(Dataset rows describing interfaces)
== Segment start ==

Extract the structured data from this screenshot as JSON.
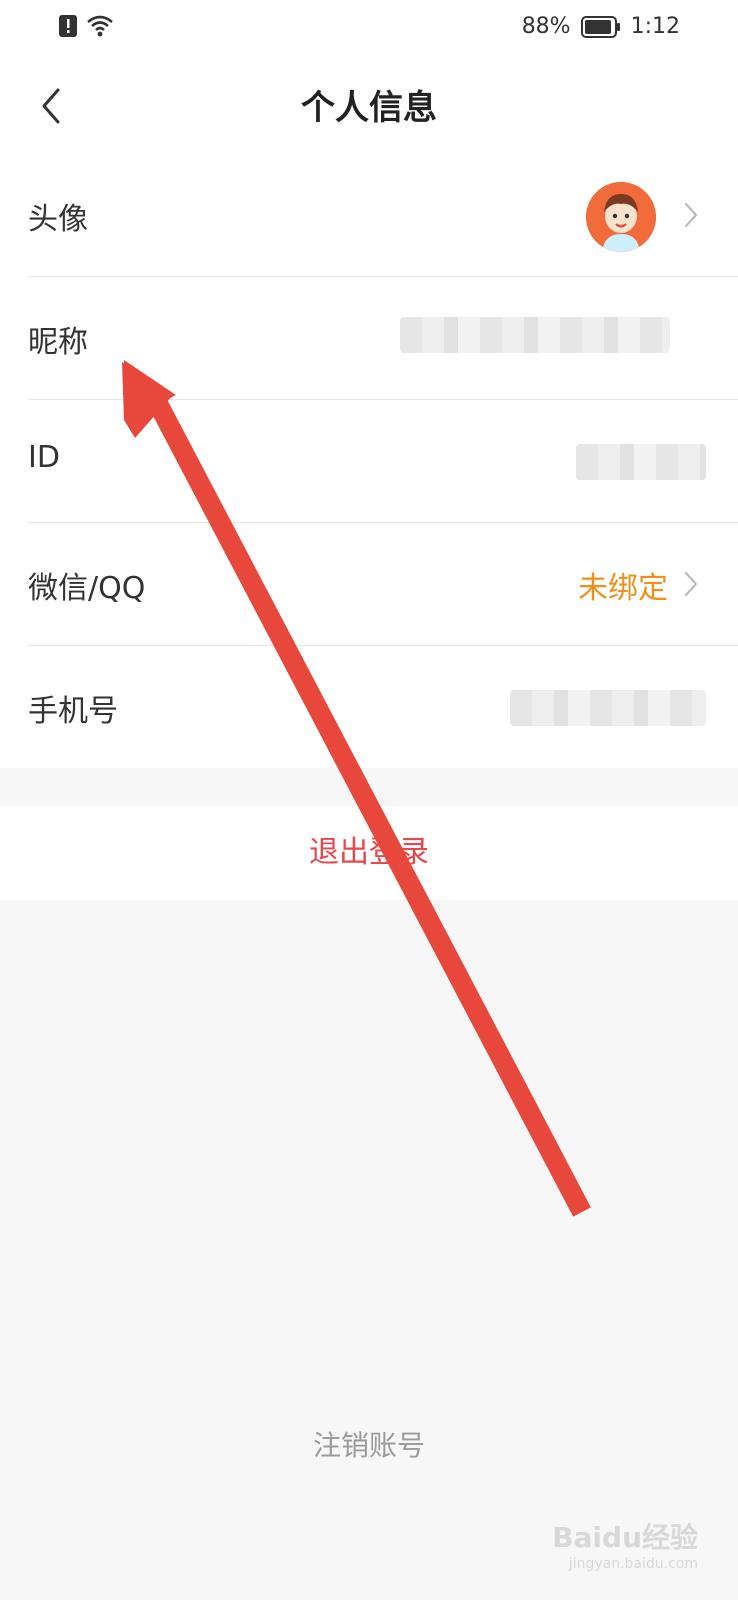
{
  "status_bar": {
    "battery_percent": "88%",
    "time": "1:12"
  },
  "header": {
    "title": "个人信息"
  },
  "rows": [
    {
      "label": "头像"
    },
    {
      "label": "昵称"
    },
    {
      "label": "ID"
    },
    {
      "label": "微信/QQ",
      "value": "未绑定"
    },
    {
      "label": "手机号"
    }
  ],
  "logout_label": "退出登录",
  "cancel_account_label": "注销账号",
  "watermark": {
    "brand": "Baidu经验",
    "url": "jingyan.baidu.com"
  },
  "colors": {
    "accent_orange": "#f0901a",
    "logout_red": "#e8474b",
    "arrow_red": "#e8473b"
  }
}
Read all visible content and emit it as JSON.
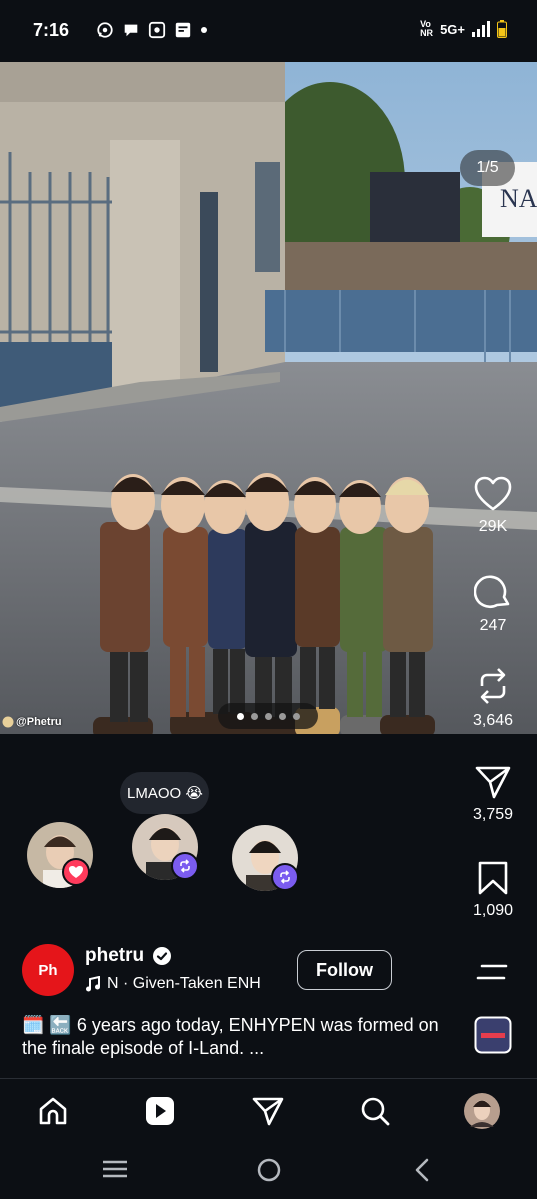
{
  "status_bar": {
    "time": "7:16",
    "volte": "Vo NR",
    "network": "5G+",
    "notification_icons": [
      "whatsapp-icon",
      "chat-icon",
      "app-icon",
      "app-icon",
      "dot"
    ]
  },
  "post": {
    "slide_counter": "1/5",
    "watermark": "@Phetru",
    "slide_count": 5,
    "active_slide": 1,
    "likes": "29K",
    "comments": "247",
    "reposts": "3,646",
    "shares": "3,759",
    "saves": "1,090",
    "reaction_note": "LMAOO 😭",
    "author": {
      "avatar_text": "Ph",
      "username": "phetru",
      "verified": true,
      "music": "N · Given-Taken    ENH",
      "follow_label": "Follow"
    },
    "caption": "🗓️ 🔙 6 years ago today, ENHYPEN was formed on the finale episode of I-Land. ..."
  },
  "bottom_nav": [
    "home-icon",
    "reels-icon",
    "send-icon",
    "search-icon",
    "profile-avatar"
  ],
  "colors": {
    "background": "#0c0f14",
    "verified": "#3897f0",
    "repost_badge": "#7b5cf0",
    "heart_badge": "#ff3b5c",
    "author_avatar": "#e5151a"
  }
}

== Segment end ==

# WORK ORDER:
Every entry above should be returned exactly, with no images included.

# ANSWER AREA:
Extract the structured data from this screenshot as JSON.
{
  "status_bar": {
    "battery_percent": "88%",
    "time": "1:12"
  },
  "header": {
    "title": "个人信息"
  },
  "rows": [
    {
      "label": "头像"
    },
    {
      "label": "昵称"
    },
    {
      "label": "ID"
    },
    {
      "label": "微信/QQ",
      "value": "未绑定"
    },
    {
      "label": "手机号"
    }
  ],
  "logout_label": "退出登录",
  "cancel_account_label": "注销账号",
  "watermark": {
    "brand": "Baidu经验",
    "url": "jingyan.baidu.com"
  },
  "colors": {
    "accent_orange": "#f0901a",
    "logout_red": "#e8474b",
    "arrow_red": "#e8473b"
  }
}
Read all visible content and emit it as JSON.
{
  "status_bar": {
    "time": "7:16",
    "volte": "Vo NR",
    "network": "5G+",
    "notification_icons": [
      "whatsapp-icon",
      "chat-icon",
      "app-icon",
      "app-icon",
      "dot"
    ]
  },
  "post": {
    "slide_counter": "1/5",
    "watermark": "@Phetru",
    "slide_count": 5,
    "active_slide": 1,
    "likes": "29K",
    "comments": "247",
    "reposts": "3,646",
    "shares": "3,759",
    "saves": "1,090",
    "reaction_note": "LMAOO 😭",
    "author": {
      "avatar_text": "Ph",
      "username": "phetru",
      "verified": true,
      "music": "N · Given-Taken    ENH",
      "follow_label": "Follow"
    },
    "caption": "🗓️ 🔙 6 years ago today, ENHYPEN was formed on the finale episode of I-Land. ..."
  },
  "bottom_nav": [
    "home-icon",
    "reels-icon",
    "send-icon",
    "search-icon",
    "profile-avatar"
  ],
  "colors": {
    "background": "#0c0f14",
    "verified": "#3897f0",
    "repost_badge": "#7b5cf0",
    "heart_badge": "#ff3b5c",
    "author_avatar": "#e5151a"
  }
}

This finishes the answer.